Check out the Mesa Historical Museum sometime. It's a little like "Ripley's Believe it or Not" because of the strange pictures and oddities from the past. It’s a close vacation attraction if you live in Mesa.
How would you like to save gas, money and travel hassles? And go on a vacation in your back yard? A "staycation" gives you the time to see cool museums right where you live. The savings in gas alone can easily pay for your admission and a nice lunch.
How about a vacation back in time? History can be made to come alive when you get to see it up close at a museum.
Ever wonder what happened to those time capsules that people bury? What would you put in a time capsule? What things go into a historical museum? Well there are places in he southeast valley that are time capsules that you can walk through! Like the Mesa Historical Museum.
The old museum was the original Lehi schoolhouse built in 1913. Lehi was one of the first communities in Mesa located in the north part of the city.

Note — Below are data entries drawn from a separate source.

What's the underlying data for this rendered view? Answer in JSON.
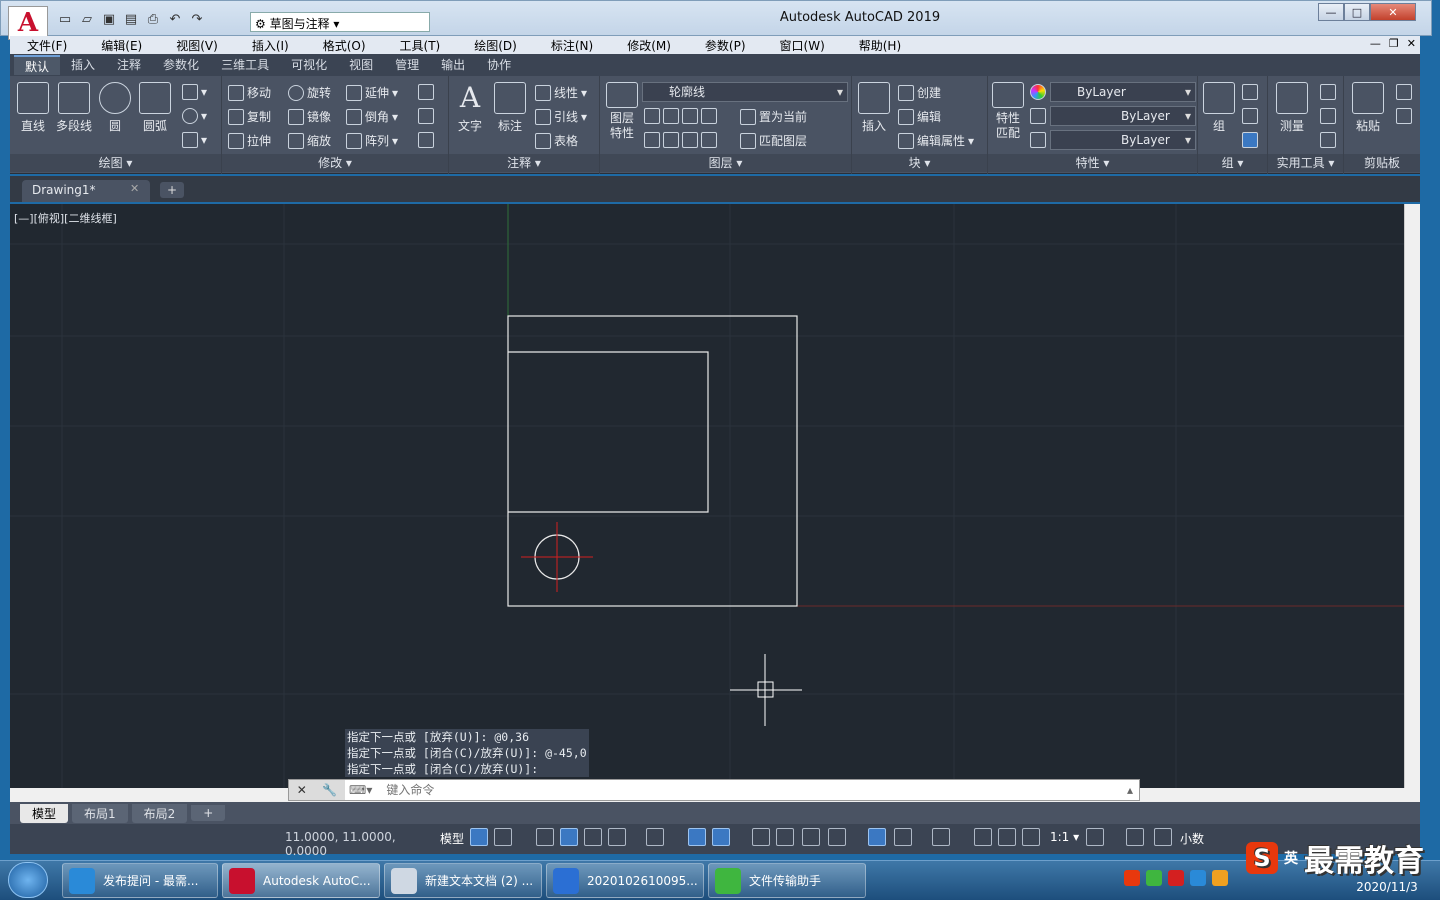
{
  "window": {
    "title": "Autodesk AutoCAD 2019",
    "workspace": "草图与注释",
    "min": "—",
    "max": "□",
    "close": "✕"
  },
  "menu": [
    "文件(F)",
    "编辑(E)",
    "视图(V)",
    "插入(I)",
    "格式(O)",
    "工具(T)",
    "绘图(D)",
    "标注(N)",
    "修改(M)",
    "参数(P)",
    "窗口(W)",
    "帮助(H)"
  ],
  "ribbon_tabs": [
    "默认",
    "插入",
    "注释",
    "参数化",
    "三维工具",
    "可视化",
    "视图",
    "管理",
    "输出",
    "协作"
  ],
  "panels": {
    "draw": {
      "title": "绘图 ▾",
      "line": "直线",
      "polyline": "多段线",
      "circle": "圆",
      "arc": "圆弧"
    },
    "modify": {
      "title": "修改 ▾",
      "move": "移动",
      "rotate": "旋转",
      "extend": "延伸",
      "copy": "复制",
      "mirror": "镜像",
      "fillet": "倒角",
      "stretch": "拉伸",
      "scale": "缩放",
      "array": "阵列"
    },
    "annotation": {
      "title": "注释 ▾",
      "text": "文字",
      "dim": "标注",
      "leader_line": "线性",
      "leader": "引线",
      "table": "表格"
    },
    "layers": {
      "title": "图层 ▾",
      "props": "图层\n特性",
      "current_layer": "轮廓线",
      "make_current": "置为当前",
      "match_layer": "匹配图层"
    },
    "block": {
      "title": "块 ▾",
      "insert": "插入",
      "create": "创建",
      "edit": "编辑",
      "edit_attr": "编辑属性"
    },
    "properties": {
      "title": "特性 ▾",
      "match": "特性\n匹配",
      "color": "ByLayer",
      "linetype": "ByLayer",
      "lineweight": "ByLayer"
    },
    "groups": {
      "title": "组 ▾",
      "group": "组"
    },
    "utilities": {
      "title": "实用工具 ▾",
      "measure": "测量"
    },
    "clipboard": {
      "title": "剪贴板",
      "paste": "粘贴"
    }
  },
  "doc_tab": "Drawing1*",
  "viewport_label": "[—][俯视][二维线框]",
  "command_history": [
    "指定下一点或 [放弃(U)]: @0,36",
    "指定下一点或 [闭合(C)/放弃(U)]: @-45,0",
    "指定下一点或 [闭合(C)/放弃(U)]:"
  ],
  "command_placeholder": "键入命令",
  "layout_tabs": [
    "模型",
    "布局1",
    "布局2",
    "+"
  ],
  "status": {
    "coords": "11.0000, 11.0000, 0.0000",
    "model": "模型",
    "scale": "1:1 ▾",
    "units": "小数"
  },
  "taskbar": [
    {
      "label": "发布提问 - 最需...",
      "color": "#2a8ad8"
    },
    {
      "label": "Autodesk AutoC...",
      "color": "#c8102e"
    },
    {
      "label": "新建文本文档 (2) ...",
      "color": "#cfd8e3"
    },
    {
      "label": "2020102610095...",
      "color": "#2b6fd4"
    },
    {
      "label": "文件传输助手",
      "color": "#3fb63f"
    }
  ],
  "clock": {
    "time": "",
    "date": "2020/11/3"
  },
  "watermark": "最需教育",
  "ime": "英"
}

The Mesa Historical Museum is old. It’s tired. If you were almost a hundred years old you would show it too. When you walk inside the building, the floor boards creak and squeak. There are lots of rooms with strange old pictures and curious old relics. Then there are the familiar displays like the one with the covered wagon.

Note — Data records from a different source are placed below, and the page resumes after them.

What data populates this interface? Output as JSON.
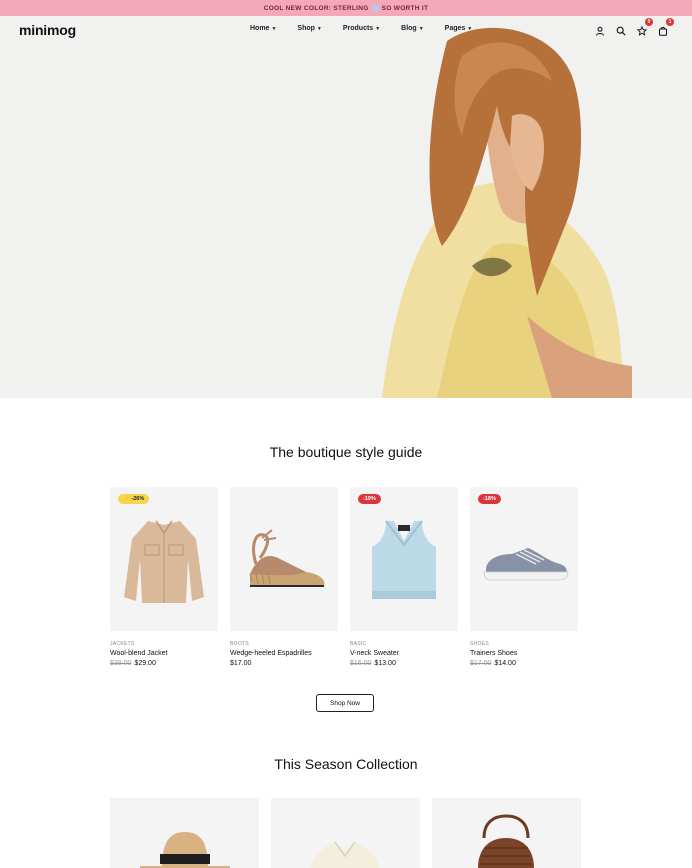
{
  "announcement": {
    "text_before": "COOL NEW COLOR: STERLING",
    "text_after": "SO WORTH IT"
  },
  "header": {
    "logo": "minimog",
    "nav": [
      {
        "label": "Home"
      },
      {
        "label": "Shop"
      },
      {
        "label": "Products"
      },
      {
        "label": "Blog"
      },
      {
        "label": "Pages"
      }
    ],
    "icons": [
      "user-icon",
      "search-icon",
      "star-icon",
      "bag-icon"
    ],
    "wishlist_count": "0",
    "cart_count": "1"
  },
  "sections": {
    "style_guide_title": "The boutique style guide",
    "collection_title": "This Season Collection",
    "shop_now": "Shop Now"
  },
  "products": [
    {
      "badge": "⚡ -26%",
      "category": "JACKETS",
      "name": "Wool-blend Jacket",
      "old_price": "$39.00",
      "price": "$29.00"
    },
    {
      "badge": "",
      "category": "BOOTS",
      "name": "Wedge-heeled Espadrilles",
      "old_price": "",
      "price": "$17.00"
    },
    {
      "badge": "-19%",
      "category": "BASIC",
      "name": "V-neck Sweater",
      "old_price": "$16.00",
      "price": "$13.00"
    },
    {
      "badge": "-18%",
      "category": "SHOES",
      "name": "Trainers Shoes",
      "old_price": "$17.00",
      "price": "$14.00"
    }
  ],
  "colors": {
    "announce_bg": "#f4a9bb",
    "badge_red": "#d8383c",
    "badge_yellow": "#f7d54a",
    "hero_bg": "#f1f1f0"
  }
}
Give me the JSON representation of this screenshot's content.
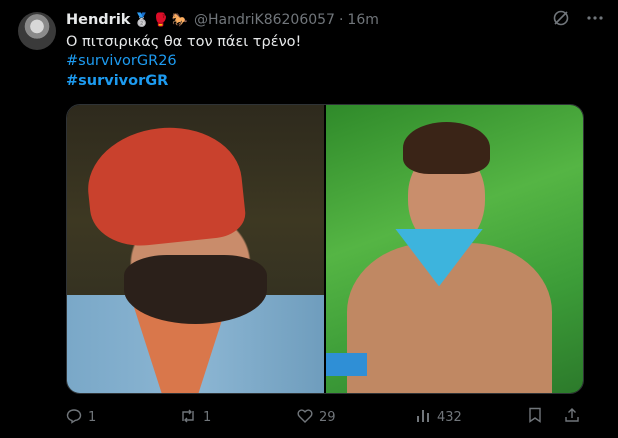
{
  "tweet": {
    "author_name": "Hendrik",
    "author_emojis": [
      "🥈",
      "🥊",
      "🐎"
    ],
    "handle": "@HandriK86206057",
    "separator": "·",
    "time": "16m",
    "text_line1": "Ο πιτσιρικάς θα τον πάει τρένο!",
    "hashtag1": "#survivorGR26",
    "hashtag2": "#survivorGR",
    "stats": {
      "replies": "1",
      "retweets": "1",
      "likes": "29",
      "views": "432"
    }
  },
  "icons": {
    "grok": "grok-icon",
    "more": "more-icon",
    "reply": "reply-icon",
    "retweet": "retweet-icon",
    "like": "heart-icon",
    "views": "views-icon",
    "bookmark": "bookmark-icon",
    "share": "share-icon"
  }
}
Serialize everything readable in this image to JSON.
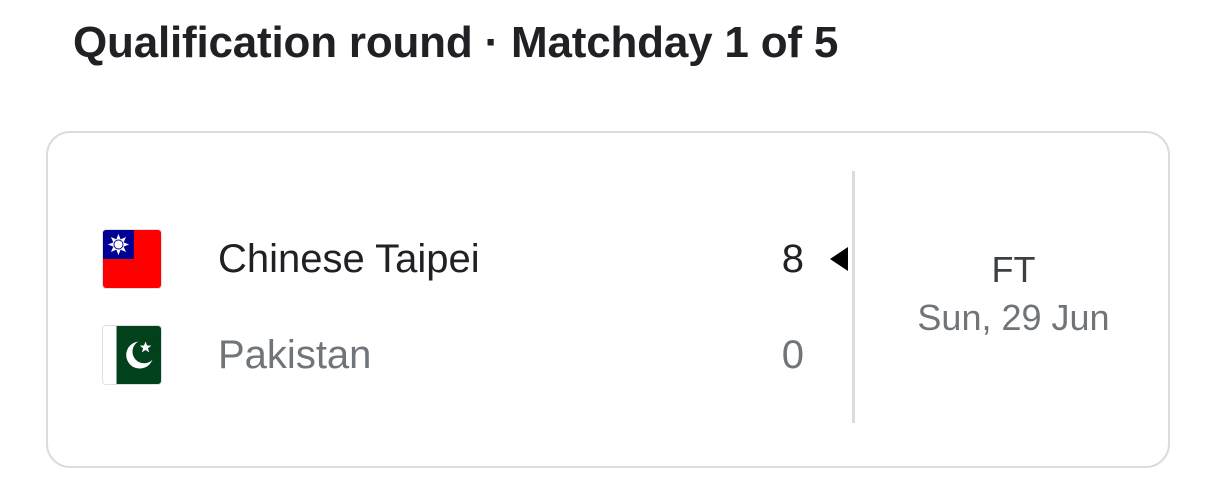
{
  "header": {
    "title": "Qualification round · Matchday 1 of 5"
  },
  "match": {
    "home": {
      "name": "Chinese Taipei",
      "score": "8",
      "flag_icon": "chinese-taipei-flag-icon",
      "is_winner": true
    },
    "away": {
      "name": "Pakistan",
      "score": "0",
      "flag_icon": "pakistan-flag-icon",
      "is_winner": false
    },
    "status": "FT",
    "date": "Sun, 29 Jun"
  },
  "colors": {
    "text_primary": "#202124",
    "text_secondary": "#70757a",
    "border": "#dadce0",
    "taipei_red": "#fe0000",
    "taipei_blue": "#000095",
    "pakistan_green": "#01411c"
  }
}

What did the pioneer homes look like on the inside? First off, you won’t see any big screen TV’s in there! There’s an amazing replica of a home that was the norm from the year 1890 to WWI in the room off the main hall. It’s the Phelps/Owen/Morris room. It looks archaic and is very snug. This is the size of a home that could shelter around a dozen people. That space is way small for so many people!
You think that’s small? Check out the size of the pioneer adobe home in front on the museum that was typical for the 1880’s.

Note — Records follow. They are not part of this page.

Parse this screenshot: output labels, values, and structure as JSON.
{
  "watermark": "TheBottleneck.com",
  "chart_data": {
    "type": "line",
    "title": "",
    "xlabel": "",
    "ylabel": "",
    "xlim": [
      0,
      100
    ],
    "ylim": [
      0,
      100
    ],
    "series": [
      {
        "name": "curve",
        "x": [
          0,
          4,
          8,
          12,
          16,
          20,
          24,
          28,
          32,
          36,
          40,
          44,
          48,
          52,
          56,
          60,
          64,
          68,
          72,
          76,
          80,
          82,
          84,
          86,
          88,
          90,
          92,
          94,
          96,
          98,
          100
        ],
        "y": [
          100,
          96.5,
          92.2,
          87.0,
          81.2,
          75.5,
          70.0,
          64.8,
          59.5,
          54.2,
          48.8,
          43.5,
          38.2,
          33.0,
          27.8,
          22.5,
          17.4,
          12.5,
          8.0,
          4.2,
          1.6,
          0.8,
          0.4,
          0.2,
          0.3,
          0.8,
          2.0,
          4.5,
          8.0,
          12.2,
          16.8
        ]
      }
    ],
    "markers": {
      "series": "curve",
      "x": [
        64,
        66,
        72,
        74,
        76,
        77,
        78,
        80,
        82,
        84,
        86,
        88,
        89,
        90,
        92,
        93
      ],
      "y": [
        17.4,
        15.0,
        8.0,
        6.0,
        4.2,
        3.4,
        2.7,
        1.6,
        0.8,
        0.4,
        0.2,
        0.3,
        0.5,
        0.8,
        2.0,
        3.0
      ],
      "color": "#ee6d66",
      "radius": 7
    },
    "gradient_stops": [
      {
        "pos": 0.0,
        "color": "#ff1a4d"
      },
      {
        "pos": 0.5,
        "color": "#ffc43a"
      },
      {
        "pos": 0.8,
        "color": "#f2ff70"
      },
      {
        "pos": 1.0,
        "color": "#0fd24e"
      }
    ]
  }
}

The adobe pioneer home is like a storage bin. Most people’s garage is larger than this hut. And this is a deluxe hut! Most adobe homes were walls with tent tops instead of a solid roof.
You may wonder where the bathroom was located. Well in those days they were—outside.
Check out the Little Adobe Schoolhouse next to the outhouse which is a replica of the original schoolhouse in Mesa.
Roam around on the outside of the museum and you will see other interesting things like old farm equipment. Here’s a picture of an old combine.
Now here are some interesting things that you can find out when you visit the Mesa Historical Museum.
Take an easy quiz:*
True or False: Was there ever a winery in Mesa?
True or False: Was there really a school on Alma School Road?
True or False: Did the city of Chandler get its name from a veterinarian?
Did you know they used to grow grapes and make wine here? Oh, you thought it was too hot? Well there’s an old picture of some people with their grape harvest. They look happy. There were actually two wineries in Mesa by 1892! They got their priorities right.
Ok, you know that the street “Alma School” road has something to do with an old school. Well they have the picture of the original Alma School which was built in 1896.
Old relics are interesting. How about old stories? Like the one about a visionary man named Dr. Chandler.
Here’s a brief story about water that ends with Dr. Chandler. Water has been a major challenge in the desert for a very long time. Maybe that’s why the Hohokam vanished?
People need water and a constant supply of it to flourish in the desert. You can’t live on water during the monsoon season or in the winter. You need it steady and available all year long. The early pioneers realized the importance of water.
The early settlers rebuilt an abandoned water canal feeding off the Salt River called “Montezuma’s Canal.” Check out the park of the canals if you want to see what they look like.
What’s the deal about the water running uphill? The early canals sent water to Mesa and it looked to a casual bystander that water ran uphill, defying gravity. Why, because the water flowed on the top of the mesa, rather than in the lower area of Lehi. The trick was they went upstream where the ground was higher and sent it through the canals on the top of the mesa.
Dr. A. J. Chandler moved here around 1887. He vastly improved the southeast valley water supply in the desert with canal rebuildings, hydro power plants, etc. Sounds like boring stuff except when you realize this was way back when…
By the way, Dr. Chandler was the veterinarian who opened an office in 1912 in the southeast valley. You can see a resort that he opened called the San Marcos Golf Resort. Anyway, his office had more to do with water than dogs and cats. Eventually the area became the city of Chandler.
*Answers to the true-false questions are all true!
The Mesa Historical Museum old location was 2345 North Horne and
now is an annex. See the maps below. Telephone (480) 835-2286.Website: http://www.mesamuseum.org/
Then new temporary location is 51 East Main Street. See map below: